ST. PETERSBURG — In a crowded performing arts market, the Mahaffey Theater needs to sharpen its identity in order to thrive, according to an independent analysis of the city-owned center.
The theater has been struggling to fill its seats and book acts since a $20 million renovation in 2006. After two lackluster seasons, Broadway Across America terminated its contract in September, a year early.
To succeed, the Mahaffey needs to find ways to increase net revenue and carve out a niche, according to a report by AMS Planning & Research presented to the City Council Monday. For example, the Mahaffey could market itself as a diverse music hall or, conversely, one of the few places to see the Florida Orchestra.
"If it doesn't have a brand or an identity, why not go to Tampa or Clearwater or Sarasota or whatever is closer?" said AMS president Steven Wolff.
Among the report's findings:
• The Mahaffey is not effectively marketing itself to people outside the city and spends less on marketing per patron than other performing arts centers.
• The theater is booked 47 percent of its available days, below the national average of 52 percent.

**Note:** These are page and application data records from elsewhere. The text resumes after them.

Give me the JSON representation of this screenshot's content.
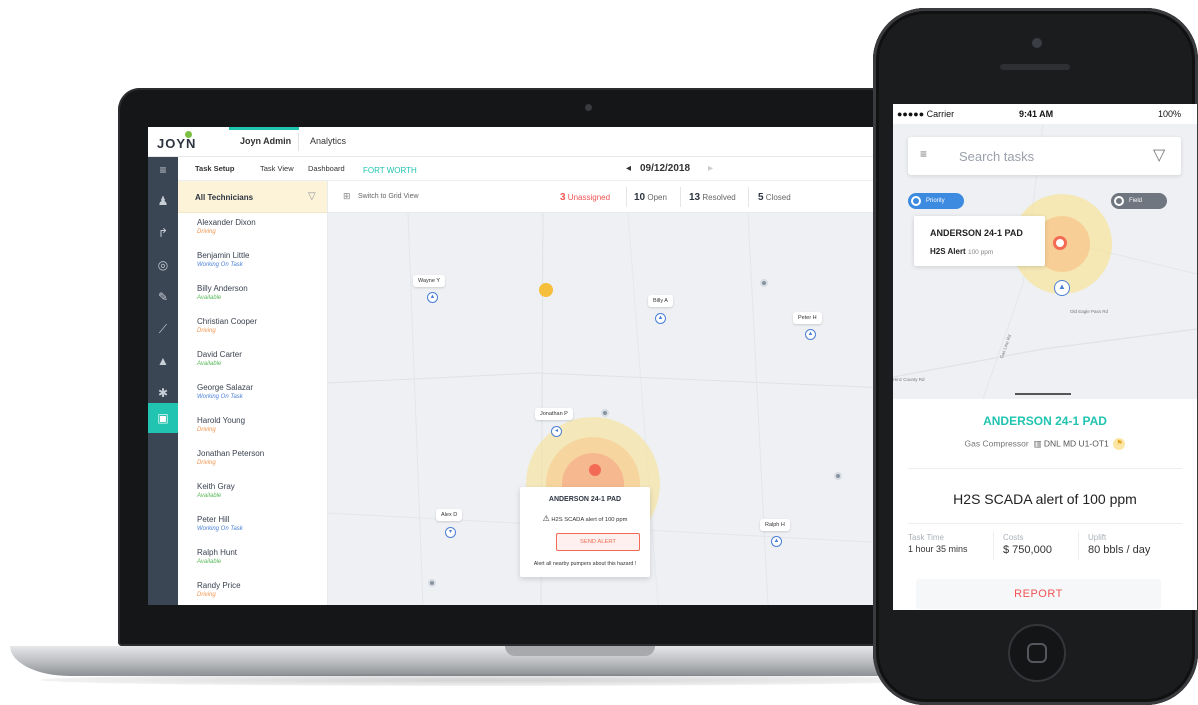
{
  "laptop": {
    "logo": "JOYN",
    "top_tabs": [
      {
        "label": "Joyn Admin",
        "active": true
      },
      {
        "label": "Analytics",
        "active": false
      }
    ],
    "sub_tabs": [
      {
        "label": "Task Setup",
        "active": true
      },
      {
        "label": "Task View",
        "active": false
      },
      {
        "label": "Dashboard",
        "active": false
      }
    ],
    "city": "FORT WORTH",
    "date": "09/12/2018",
    "panel": {
      "title": "All Technicians",
      "technicians": [
        {
          "name": "Alexander Dixon",
          "status": "Driving"
        },
        {
          "name": "Benjamin Little",
          "status": "Working On Task"
        },
        {
          "name": "Billy Anderson",
          "status": "Available"
        },
        {
          "name": "Christian Cooper",
          "status": "Driving"
        },
        {
          "name": "David Carter",
          "status": "Available"
        },
        {
          "name": "George Salazar",
          "status": "Working On Task"
        },
        {
          "name": "Harold Young",
          "status": "Driving"
        },
        {
          "name": "Jonathan Peterson",
          "status": "Driving"
        },
        {
          "name": "Keith Gray",
          "status": "Available"
        },
        {
          "name": "Peter Hill",
          "status": "Working On Task"
        },
        {
          "name": "Ralph Hunt",
          "status": "Available"
        },
        {
          "name": "Randy Price",
          "status": "Driving"
        }
      ]
    },
    "status_colors": {
      "Driving": "#f0944d",
      "Working On Task": "#4b7fd6",
      "Available": "#5cb85c"
    },
    "toolbar": {
      "grid_toggle": "Switch to Grid View",
      "stats": [
        {
          "count": "3",
          "label": "Unassigned",
          "color": "#f05454"
        },
        {
          "count": "10",
          "label": "Open",
          "color": "#2c3440"
        },
        {
          "count": "13",
          "label": "Resolved",
          "color": "#2c3440"
        },
        {
          "count": "5",
          "label": "Closed",
          "color": "#2c3440"
        }
      ]
    },
    "map_pins": [
      {
        "label": "Wayne Y"
      },
      {
        "label": "Billy A"
      },
      {
        "label": "Peter H"
      },
      {
        "label": "Jonathan P"
      },
      {
        "label": "Alex D"
      },
      {
        "label": "Ralph H"
      }
    ],
    "popup": {
      "title": "ANDERSON 24-1 PAD",
      "alert": "H2S SCADA alert of 100 ppm",
      "button": "SEND ALERT",
      "note": "Alert all nearby pumpers  about this hazard !"
    },
    "accent": "#21c4b0",
    "alert_color": "#f36b55"
  },
  "phone": {
    "status_bar": {
      "carrier": "●●●●● Carrier",
      "time": "9:41 AM",
      "battery": "100%"
    },
    "search": {
      "placeholder": "Search tasks"
    },
    "toggles": [
      {
        "label": "Priority",
        "on": true
      },
      {
        "label": "Field",
        "on": false
      }
    ],
    "map_card": {
      "title": "ANDERSON 24-1 PAD",
      "alert": "H2S Alert",
      "level": "100 ppm"
    },
    "road_labels": [
      "Old Eagle Pass Rd",
      "Gas Line Rd",
      "Hinz County Rd"
    ],
    "sheet": {
      "title": "ANDERSON 24-1 PAD",
      "equipment": "Gas Compressor",
      "asset_id": "DNL MD U1-OT1",
      "alert": "H2S SCADA alert of 100 ppm",
      "metrics": [
        {
          "label": "Task Time",
          "value": "1 hour 35 mins"
        },
        {
          "label": "Costs",
          "value": "$ 750,000"
        },
        {
          "label": "Uplift",
          "value": "80 bbls / day"
        }
      ],
      "report_button": "REPORT"
    }
  }
}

• Only 34 percent of Broadway performance tickets are sold, compared with the national average of 66 percent.
• Family and variety performances are the theater's most successful programs.
• The Mahaffey ranked fourth, behind Ruth Eckerd Hall, the Tampa Bay Performing Arts Center and the St. Pete Times Forum, in a recent survey of local venue patrons. It ranked higher than the Tampa Theatre, Ford Amphitheater, Jannus Landing and the USF SunDome.
The findings are based on the Connecticut firm's analysis of the theater's marketing programs, events and operations.
The report suggests the city survey nonattendees to understand program preferences.
To reduce the city's $1 million annual subsidy, the city must launch an aggressive fundraising effort to engage the private sector, the report concludes.
SMG, the national performing arts management company that oversees the theater for the city, is doing an effective job, the report found.
The Mahaffey is currently selling tickets to performances showcasing popular singers Kenny Rogers and David Cook, Pyotr Tchaikovsky's Sleeping Beauty Ballet, the Florida Orchestra and Stomp, a nontraditional dance troupe, according to its Web site.
The Florida Orchestra has been in tentative discussions with the city to increase its allotted performance nights.
The city could refuse with hopes of landing a more diverse showcase of performers on nights when the orchestra doesn't perform.
"But if it doesn't, we end up with an empty night," said Wolff.
Mayor Rick Baker didn't seem inclined to increase orchestra nights.
The Mahaffey already is establishing itself as a go-to attraction for patrons looking for an evening of art and dining, he said.
"Our theater is uniquely located in areas where you have so much going on," he said. "You can help sell downtown as a component of the theater itself."
Focusing solely on increasing orchestra performances wouldn't be wise, he said.
"I'm very supportive of the orchestra. I think they're great," Baker said. However, "my sense of the community is that they want a mix of things."
Cristina Silva can be reached at firstname.lastname@example.org or (727) 893-8846.